Source records Start Marker
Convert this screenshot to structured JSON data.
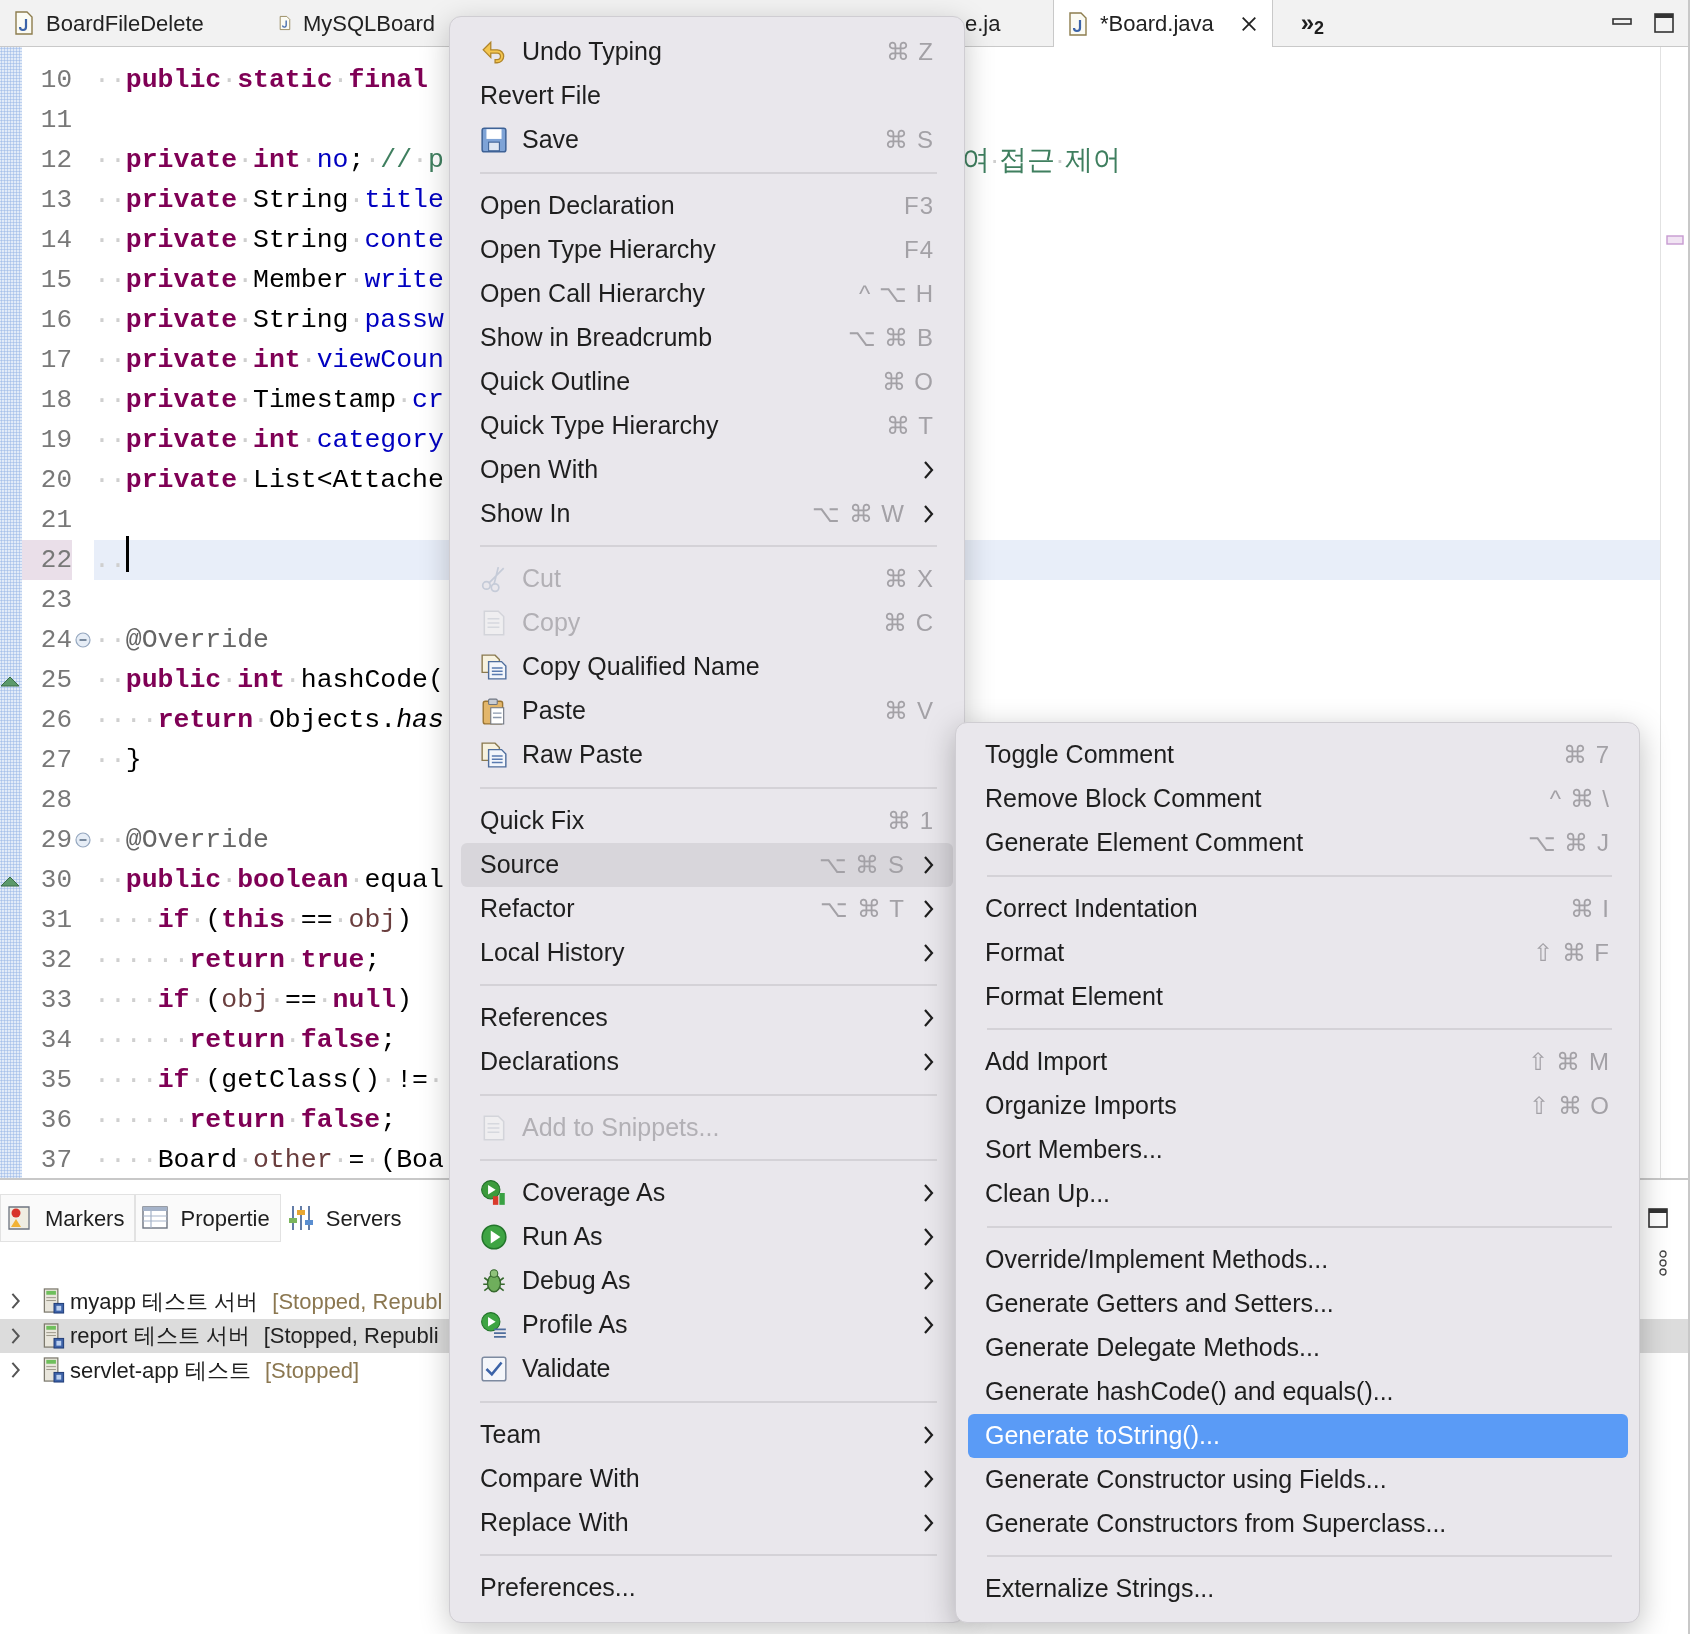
{
  "editor_tabs": [
    {
      "label": "BoardFileDelete",
      "selected": false
    },
    {
      "label": "MySQLBoard",
      "selected": false
    },
    {
      "label": "e.ja",
      "selected": false
    },
    {
      "label": "*Board.java",
      "selected": true
    }
  ],
  "tab_overflow": "»$_{2}$",
  "code_lines": [
    {
      "n": "10",
      "current": false,
      "fold": false,
      "override": false,
      "code": [
        {
          "kind": "kw",
          "text": "··public·static·final"
        }
      ]
    },
    {
      "n": "11",
      "current": false,
      "fold": false,
      "override": false
    },
    {
      "n": "12",
      "current": false,
      "fold": false,
      "override": false,
      "code": [
        {
          "kind": "kw",
          "text": "··private·int·"
        },
        {
          "kind": "field",
          "text": "no"
        },
        {
          "kind": "plain",
          "text": ";·"
        },
        {
          "kind": "comment",
          "text": "//·p"
        }
      ],
      "tail": "여·접근·제어"
    },
    {
      "n": "13",
      "current": false,
      "fold": false,
      "override": false,
      "code": [
        {
          "kind": "kw",
          "text": "··private·"
        },
        {
          "kind": "plain",
          "text": "String·"
        },
        {
          "kind": "field",
          "text": "title"
        }
      ]
    },
    {
      "n": "14",
      "current": false,
      "fold": false,
      "override": false,
      "code": [
        {
          "kind": "kw",
          "text": "··private·"
        },
        {
          "kind": "plain",
          "text": "String·"
        },
        {
          "kind": "field",
          "text": "conte"
        }
      ]
    },
    {
      "n": "15",
      "current": false,
      "fold": false,
      "override": false,
      "code": [
        {
          "kind": "kw",
          "text": "··private·"
        },
        {
          "kind": "plain",
          "text": "Member·"
        },
        {
          "kind": "field",
          "text": "write"
        }
      ]
    },
    {
      "n": "16",
      "current": false,
      "fold": false,
      "override": false,
      "code": [
        {
          "kind": "kw",
          "text": "··private·"
        },
        {
          "kind": "plain",
          "text": "String·"
        },
        {
          "kind": "field",
          "text": "passw"
        }
      ]
    },
    {
      "n": "17",
      "current": false,
      "fold": false,
      "override": false,
      "code": [
        {
          "kind": "kw",
          "text": "··private·int·"
        },
        {
          "kind": "field",
          "text": "viewCoun"
        }
      ]
    },
    {
      "n": "18",
      "current": false,
      "fold": false,
      "override": false,
      "code": [
        {
          "kind": "kw",
          "text": "··private·"
        },
        {
          "kind": "plain",
          "text": "Timestamp·"
        },
        {
          "kind": "field",
          "text": "cr"
        }
      ]
    },
    {
      "n": "19",
      "current": false,
      "fold": false,
      "override": false,
      "code": [
        {
          "kind": "kw",
          "text": "··private·int·"
        },
        {
          "kind": "field",
          "text": "category"
        }
      ]
    },
    {
      "n": "20",
      "current": false,
      "fold": false,
      "override": false,
      "code": [
        {
          "kind": "kw",
          "text": "··private·"
        },
        {
          "kind": "plain",
          "text": "List<Attache"
        }
      ]
    },
    {
      "n": "21",
      "current": false,
      "fold": false,
      "override": false
    },
    {
      "n": "22",
      "current": true,
      "fold": false,
      "override": false,
      "code": [
        {
          "kind": "plain",
          "text": "··"
        }
      ]
    },
    {
      "n": "23",
      "current": false,
      "fold": false,
      "override": false
    },
    {
      "n": "24",
      "current": false,
      "fold": true,
      "override": false,
      "code": [
        {
          "kind": "annotation",
          "text": "··@Override"
        }
      ]
    },
    {
      "n": "25",
      "current": false,
      "fold": false,
      "override": true,
      "code": [
        {
          "kind": "kw",
          "text": "··public·int·"
        },
        {
          "kind": "plain",
          "text": "hashCode("
        }
      ]
    },
    {
      "n": "26",
      "current": false,
      "fold": false,
      "override": false,
      "code": [
        {
          "kind": "kw",
          "text": "····return·"
        },
        {
          "kind": "plain",
          "text": "Objects."
        },
        {
          "kind": "italic",
          "text": "has"
        }
      ]
    },
    {
      "n": "27",
      "current": false,
      "fold": false,
      "override": false,
      "code": [
        {
          "kind": "plain",
          "text": "··}"
        }
      ]
    },
    {
      "n": "28",
      "current": false,
      "fold": false,
      "override": false
    },
    {
      "n": "29",
      "current": false,
      "fold": true,
      "override": false,
      "code": [
        {
          "kind": "annotation",
          "text": "··@Override"
        }
      ]
    },
    {
      "n": "30",
      "current": false,
      "fold": false,
      "override": true,
      "code": [
        {
          "kind": "kw",
          "text": "··public·boolean·"
        },
        {
          "kind": "plain",
          "text": "equal"
        }
      ]
    },
    {
      "n": "31",
      "current": false,
      "fold": false,
      "override": false,
      "code": [
        {
          "kind": "kw",
          "text": "····if·"
        },
        {
          "kind": "plain",
          "text": "("
        },
        {
          "kind": "kw",
          "text": "this"
        },
        {
          "kind": "plain",
          "text": "·==·"
        },
        {
          "kind": "local",
          "text": "obj"
        },
        {
          "kind": "plain",
          "text": ")"
        }
      ]
    },
    {
      "n": "32",
      "current": false,
      "fold": false,
      "override": false,
      "code": [
        {
          "kind": "kw",
          "text": "······return·true"
        },
        {
          "kind": "plain",
          "text": ";"
        }
      ]
    },
    {
      "n": "33",
      "current": false,
      "fold": false,
      "override": false,
      "code": [
        {
          "kind": "kw",
          "text": "····if·"
        },
        {
          "kind": "plain",
          "text": "("
        },
        {
          "kind": "local",
          "text": "obj"
        },
        {
          "kind": "plain",
          "text": "·==·"
        },
        {
          "kind": "kw",
          "text": "null"
        },
        {
          "kind": "plain",
          "text": ")"
        }
      ]
    },
    {
      "n": "34",
      "current": false,
      "fold": false,
      "override": false,
      "code": [
        {
          "kind": "kw",
          "text": "······return·false"
        },
        {
          "kind": "plain",
          "text": ";"
        }
      ]
    },
    {
      "n": "35",
      "current": false,
      "fold": false,
      "override": false,
      "code": [
        {
          "kind": "kw",
          "text": "····if·"
        },
        {
          "kind": "plain",
          "text": "(getClass()·!=·"
        }
      ]
    },
    {
      "n": "36",
      "current": false,
      "fold": false,
      "override": false,
      "code": [
        {
          "kind": "kw",
          "text": "······return·false"
        },
        {
          "kind": "plain",
          "text": ";"
        }
      ]
    },
    {
      "n": "37",
      "current": false,
      "fold": false,
      "override": false,
      "code": [
        {
          "kind": "plain",
          "text": "····Board·"
        },
        {
          "kind": "local",
          "text": "other"
        },
        {
          "kind": "plain",
          "text": "·=·(Boa"
        }
      ]
    }
  ],
  "bottom_panel": {
    "tabs": [
      {
        "label": "Markers",
        "selected": false
      },
      {
        "label": "Propertie",
        "selected": false
      },
      {
        "label": "Servers",
        "selected": true
      }
    ],
    "servers": [
      {
        "name": "myapp 테스트 서버",
        "status": "[Stopped, Republ",
        "selected": false
      },
      {
        "name": "report 테스트 서버",
        "status": "[Stopped, Republi",
        "selected": true
      },
      {
        "name": "servlet-app 테스트",
        "status": "[Stopped]",
        "selected": false
      }
    ]
  },
  "context_menu": {
    "entries": [
      {
        "kind": "item",
        "label": "Undo Typing",
        "shortcut": "⌘ Z",
        "submenu": false,
        "disabled": false,
        "selected": false
      },
      {
        "kind": "item",
        "label": "Revert File",
        "submenu": false,
        "disabled": false,
        "selected": false
      },
      {
        "kind": "item",
        "label": "Save",
        "shortcut": "⌘ S",
        "submenu": false,
        "disabled": false,
        "selected": false
      },
      {
        "kind": "separator"
      },
      {
        "kind": "item",
        "label": "Open Declaration",
        "shortcut": "F3",
        "submenu": false,
        "disabled": false,
        "selected": false
      },
      {
        "kind": "item",
        "label": "Open Type Hierarchy",
        "shortcut": "F4",
        "submenu": false,
        "disabled": false,
        "selected": false
      },
      {
        "kind": "item",
        "label": "Open Call Hierarchy",
        "shortcut": "^ ⌥ H",
        "submenu": false,
        "disabled": false,
        "selected": false
      },
      {
        "kind": "item",
        "label": "Show in Breadcrumb",
        "shortcut": "⌥ ⌘ B",
        "submenu": false,
        "disabled": false,
        "selected": false
      },
      {
        "kind": "item",
        "label": "Quick Outline",
        "shortcut": "⌘ O",
        "submenu": false,
        "disabled": false,
        "selected": false
      },
      {
        "kind": "item",
        "label": "Quick Type Hierarchy",
        "shortcut": "⌘ T",
        "submenu": false,
        "disabled": false,
        "selected": false
      },
      {
        "kind": "item",
        "label": "Open With",
        "submenu": true,
        "disabled": false,
        "selected": false
      },
      {
        "kind": "item",
        "label": "Show In",
        "shortcut": "⌥ ⌘ W",
        "submenu": true,
        "disabled": false,
        "selected": false
      },
      {
        "kind": "separator"
      },
      {
        "kind": "item",
        "label": "Cut",
        "shortcut": "⌘ X",
        "submenu": false,
        "disabled": true,
        "selected": false
      },
      {
        "kind": "item",
        "label": "Copy",
        "shortcut": "⌘ C",
        "submenu": false,
        "disabled": true,
        "selected": false
      },
      {
        "kind": "item",
        "label": "Copy Qualified Name",
        "submenu": false,
        "disabled": false,
        "selected": false
      },
      {
        "kind": "item",
        "label": "Paste",
        "shortcut": "⌘ V",
        "submenu": false,
        "disabled": false,
        "selected": false
      },
      {
        "kind": "item",
        "label": "Raw Paste",
        "submenu": false,
        "disabled": false,
        "selected": false
      },
      {
        "kind": "separator"
      },
      {
        "kind": "item",
        "label": "Quick Fix",
        "shortcut": "⌘ 1",
        "submenu": false,
        "disabled": false,
        "selected": false
      },
      {
        "kind": "item",
        "label": "Source",
        "shortcut": "⌥ ⌘ S",
        "submenu": true,
        "disabled": false,
        "selected": true
      },
      {
        "kind": "item",
        "label": "Refactor",
        "shortcut": "⌥ ⌘ T",
        "submenu": true,
        "disabled": false,
        "selected": false
      },
      {
        "kind": "item",
        "label": "Local History",
        "submenu": true,
        "disabled": false,
        "selected": false
      },
      {
        "kind": "separator"
      },
      {
        "kind": "item",
        "label": "References",
        "submenu": true,
        "disabled": false,
        "selected": false
      },
      {
        "kind": "item",
        "label": "Declarations",
        "submenu": true,
        "disabled": false,
        "selected": false
      },
      {
        "kind": "separator"
      },
      {
        "kind": "item",
        "label": "Add to Snippets...",
        "submenu": false,
        "disabled": true,
        "selected": false
      },
      {
        "kind": "separator"
      },
      {
        "kind": "item",
        "label": "Coverage As",
        "submenu": true,
        "disabled": false,
        "selected": false
      },
      {
        "kind": "item",
        "label": "Run As",
        "submenu": true,
        "disabled": false,
        "selected": false
      },
      {
        "kind": "item",
        "label": "Debug As",
        "submenu": true,
        "disabled": false,
        "selected": false
      },
      {
        "kind": "item",
        "label": "Profile As",
        "submenu": true,
        "disabled": false,
        "selected": false
      },
      {
        "kind": "item",
        "label": "Validate",
        "submenu": false,
        "disabled": false,
        "selected": false
      },
      {
        "kind": "separator"
      },
      {
        "kind": "item",
        "label": "Team",
        "submenu": true,
        "disabled": false,
        "selected": false
      },
      {
        "kind": "item",
        "label": "Compare With",
        "submenu": true,
        "disabled": false,
        "selected": false
      },
      {
        "kind": "item",
        "label": "Replace With",
        "submenu": true,
        "disabled": false,
        "selected": false
      },
      {
        "kind": "separator"
      },
      {
        "kind": "item",
        "label": "Preferences...",
        "submenu": false,
        "disabled": false,
        "selected": false
      }
    ]
  },
  "source_submenu": {
    "entries": [
      {
        "kind": "item",
        "label": "Toggle Comment",
        "shortcut": "⌘ 7",
        "selected": false
      },
      {
        "kind": "item",
        "label": "Remove Block Comment",
        "shortcut": "^ ⌘ \\",
        "selected": false
      },
      {
        "kind": "item",
        "label": "Generate Element Comment",
        "shortcut": "⌥ ⌘ J",
        "selected": false
      },
      {
        "kind": "separator"
      },
      {
        "kind": "item",
        "label": "Correct Indentation",
        "shortcut": "⌘ I",
        "selected": false
      },
      {
        "kind": "item",
        "label": "Format",
        "shortcut": "⇧ ⌘ F",
        "selected": false
      },
      {
        "kind": "item",
        "label": "Format Element",
        "selected": false
      },
      {
        "kind": "separator"
      },
      {
        "kind": "item",
        "label": "Add Import",
        "shortcut": "⇧ ⌘ M",
        "selected": false
      },
      {
        "kind": "item",
        "label": "Organize Imports",
        "shortcut": "⇧ ⌘ O",
        "selected": false
      },
      {
        "kind": "item",
        "label": "Sort Members...",
        "selected": false
      },
      {
        "kind": "item",
        "label": "Clean Up...",
        "selected": false
      },
      {
        "kind": "separator"
      },
      {
        "kind": "item",
        "label": "Override/Implement Methods...",
        "selected": false
      },
      {
        "kind": "item",
        "label": "Generate Getters and Setters...",
        "selected": false
      },
      {
        "kind": "item",
        "label": "Generate Delegate Methods...",
        "selected": false
      },
      {
        "kind": "item",
        "label": "Generate hashCode() and equals()...",
        "selected": false
      },
      {
        "kind": "item",
        "label": "Generate toString()...",
        "selected": true
      },
      {
        "kind": "item",
        "label": "Generate Constructor using Fields...",
        "selected": false
      },
      {
        "kind": "item",
        "label": "Generate Constructors from Superclass...",
        "selected": false
      },
      {
        "kind": "separator"
      },
      {
        "kind": "item",
        "label": "Externalize Strings...",
        "selected": false
      }
    ]
  }
}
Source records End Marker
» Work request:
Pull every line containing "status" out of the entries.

» Solved problem:
        "status": "[Stopped, Republ",
        "status": "[Stopped, Republi",
        "status": "[Stopped]",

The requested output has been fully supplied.